It was luck and smartness that the now famous line came from NW Ayers’ Armistead, who smartly used the line for the brand.
William M. Armistead, of NW Ayer, got the Reynolds account starting with Lord Albert pipe tobacco. He is credited with creating the modern style of advertising, advocating regular small announcements rather than the usual weekly or annual newspaper announcements.
Like so many industries in the early days of the 20th Century – tobacco also began its development with sectional brands.
In the South-Atlantic, Piedmonts were popular, as were Home Runs and Picayunes in New Orleans. The East and Mid-Atlantic liked Fatimas, and San Francisco sold a brand nearly solely with a “mouthpiece.”
R. J. Reynolds, who had just triumphed over sectional brands in pipe tobacco, making Prince Albert a national bestseller, decided to try the same feat in cigarettes.
Reynolds thought he had created the ideal blend of Turkish and American tobacco for a national cigarette after spending a long time studying the numerous sectional brands. For $2,500.00, he purchased the name “CAMEL” from a small independent corporation in Philadelphia.
He then told Armistead that they were ready to move forward and offered him $250,000 to launch the Camel brand.
This sum was refused, with the following statement: “While it is true that all of those around the Reynolds Tobacco Company who have tried the new cigarette think it is a great blend, some of them may have expressed that belief because they thought it would please you, Mr. Reynolds. If you spend a quarter million dollars on that cigarette – and the public does not like it – you will kill the brand, as well as lose a quarter million dollars. Public approval is the only way to test the product. If this cigarette will not sell without advertising – it certainly will not sell with advertising.”
Armistead then suggested that one carton of Camel Cigarettes be sent to each of Cleveland’s top 125 retail stores. The understanding that the carton would be left on top of the counter and that numbers on repeat orders would be provided.
And there were repeats.
Then, the same system was tried out in other sections of the country where various sectional brands were being sold. Again and again, the product started to repeat without any advertising.
The same technique was then tested in other parts of the country. Without any advertisement, the product began to have repeat sales.
It was obvious from this testing that this new blend could overcome sectional predispositions.
Then advertising was advised for a full-scale launch of the brand.
Sales Divisions, of which there were 87 in the United States, were in charge of this launch. Each Division Manager was told to contact the Home Office as soon as he completed distribution in his territory.
Teaser content in newspapers, typically forty inches in size, kicked off the advertising campaign.
The first ad featured a simple teaser display with the words “The Camels Are Coming” on it. It was a play on the old Scottish folk song “The Campbells Are Coming”

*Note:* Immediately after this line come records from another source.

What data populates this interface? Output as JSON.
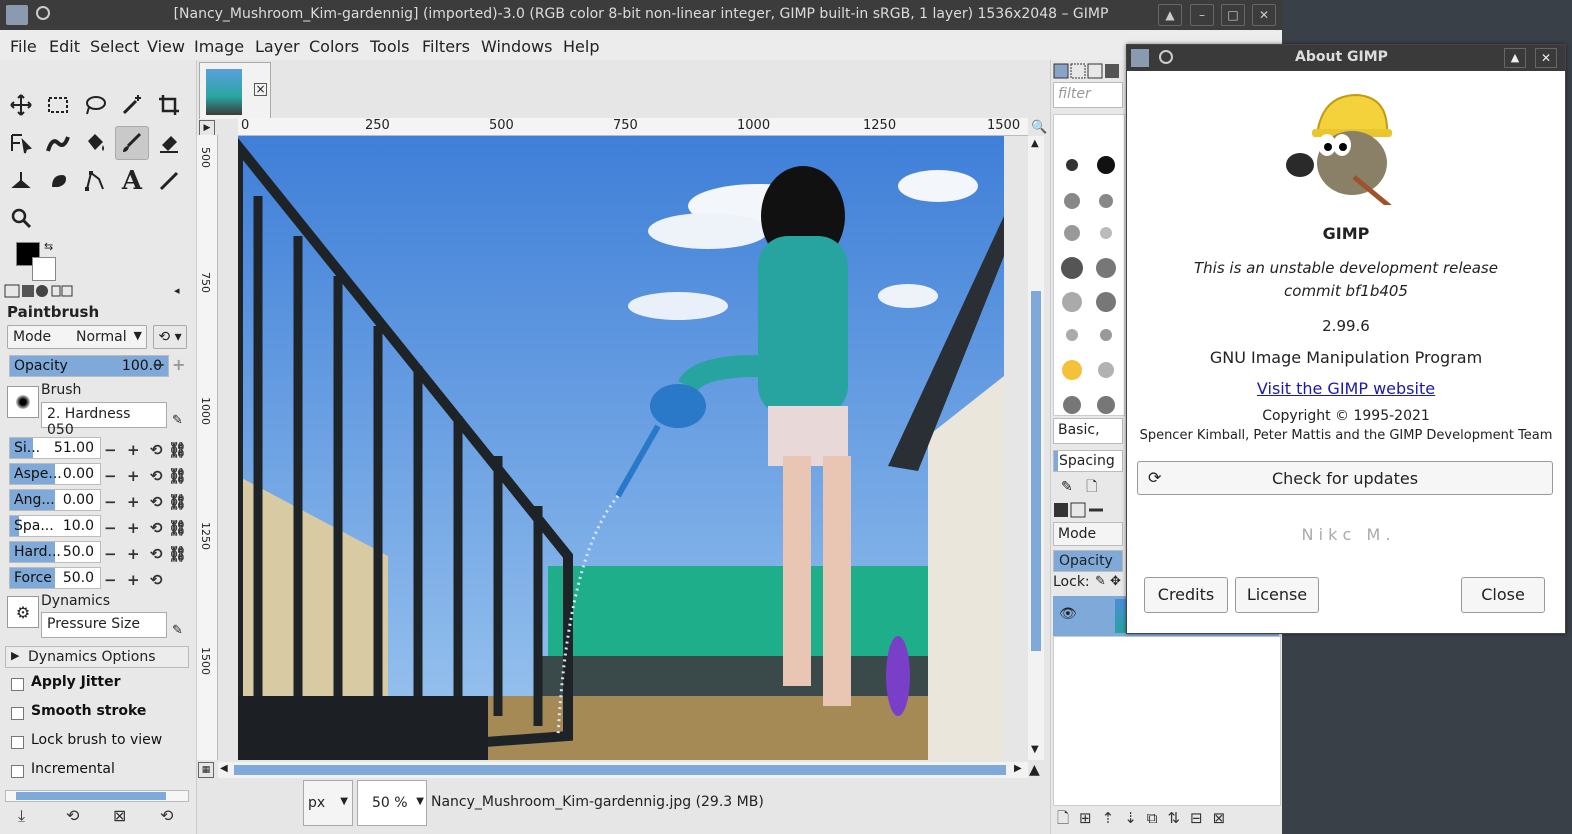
{
  "window": {
    "title": "[Nancy_Mushroom_Kim-gardennig] (imported)-3.0 (RGB color 8-bit non-linear integer, GIMP built-in sRGB, 1 layer) 1536x2048 – GIMP"
  },
  "menu": [
    "File",
    "Edit",
    "Select",
    "View",
    "Image",
    "Layer",
    "Colors",
    "Tools",
    "Filters",
    "Windows",
    "Help"
  ],
  "tool_options": {
    "tool_name": "Paintbrush",
    "mode_label": "Mode",
    "mode_value": "Normal",
    "opacity": {
      "label": "Opacity",
      "value": "100.0",
      "fraction": 1.0
    },
    "brush_label": "Brush",
    "brush_value": "2. Hardness 050",
    "sliders": [
      {
        "label": "Si...",
        "value": "51.00",
        "fraction": 0.25
      },
      {
        "label": "Aspe...",
        "value": "0.00",
        "fraction": 0.5
      },
      {
        "label": "Ang...",
        "value": "0.00",
        "fraction": 0.5
      },
      {
        "label": "Spa...",
        "value": "10.0",
        "fraction": 0.1
      },
      {
        "label": "Hard...",
        "value": "50.0",
        "fraction": 0.5
      },
      {
        "label": "Force",
        "value": "50.0",
        "fraction": 0.5
      }
    ],
    "dynamics_label": "Dynamics",
    "dynamics_value": "Pressure Size",
    "dynamics_options": "Dynamics Options",
    "checkboxes": [
      "Apply Jitter",
      "Smooth stroke",
      "Lock brush to view",
      "Incremental"
    ]
  },
  "ruler": {
    "top_ticks": [
      "0",
      "250",
      "500",
      "750",
      "1000",
      "1250",
      "1500"
    ],
    "left_ticks": [
      "500",
      "750",
      "1000",
      "1250",
      "1500"
    ]
  },
  "statusbar": {
    "unit": "px",
    "zoom": "50 %",
    "file_info": "Nancy_Mushroom_Kim-gardennig.jpg (29.3 MB)"
  },
  "dock": {
    "filter_placeholder": "filter",
    "brush_set": "Basic,",
    "spacing_label": "Spacing",
    "mode_label": "Mode",
    "opacity_label": "Opacity",
    "lock_label": "Lock:"
  },
  "about": {
    "title": "About GIMP",
    "app_name": "GIMP",
    "unstable_line1": "This is an unstable development release",
    "unstable_line2": "commit bf1b405",
    "version": "2.99.6",
    "full_name": "GNU Image Manipulation Program",
    "website_link": "Visit the GIMP website",
    "copyright": "Copyright © 1995-2021",
    "authors": "Spencer Kimball, Peter Mattis and the GIMP Development Team",
    "check_updates": "Check for updates",
    "author_scroll": "N i k c   M .",
    "credits": "Credits",
    "license": "License",
    "close": "Close"
  }
}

The second advertisement featured the wording “Tomorrow’ There ‘ill Be More Camels in This Town Than in Asia and Africa Combined.”
The third advertisement stated “Camels Are Here,” and went on to describe the brand.
From then on, newspaper space was used on a campaign centered on the idea that Camel Cigarettes did not offer any premiums. Though common with most cigarettes at the time. The cost of the tobaccos used in Camel was too high to allow anything other than the high-quality product itself.
Except for New York City, camels began to move quickly in practically every location. That city had been relegated to the end of the line. The Metropolitan Tobacco Company, which had advised the R. J. Reynolds Tobacco Company that if they kept their salesmen out of New York City, they would give them distribution in about 17,000 top-rated stores in one week – as soon as they were convinced the product would sell.
Reynolds agreed. In Newe York, employing the same strategy – with advertisements appearing in magazines and billboards in addition to newspapers, but with the same hard-selling premise.
Camels rose from fourth to first place in five years, capturing a substantial portion of the cigarette market.
One of the most memorable phrases in the cigarette wars arose from an interesting experience.
One day, a sign painter was working on a billboard when a man approached him and requested if he could give him a cigarette. The painter offered him a Camel. “I’d Walk A Mile For A Camel,” the stranger responded, thanking him enthusiastically.
The sign painter was astute enough to sound out the agency about the potential billboard idea, and one of the best and most well-known advertising slogans arose from it.
Credit goes to Armistead to recognise this line and use it everywhere.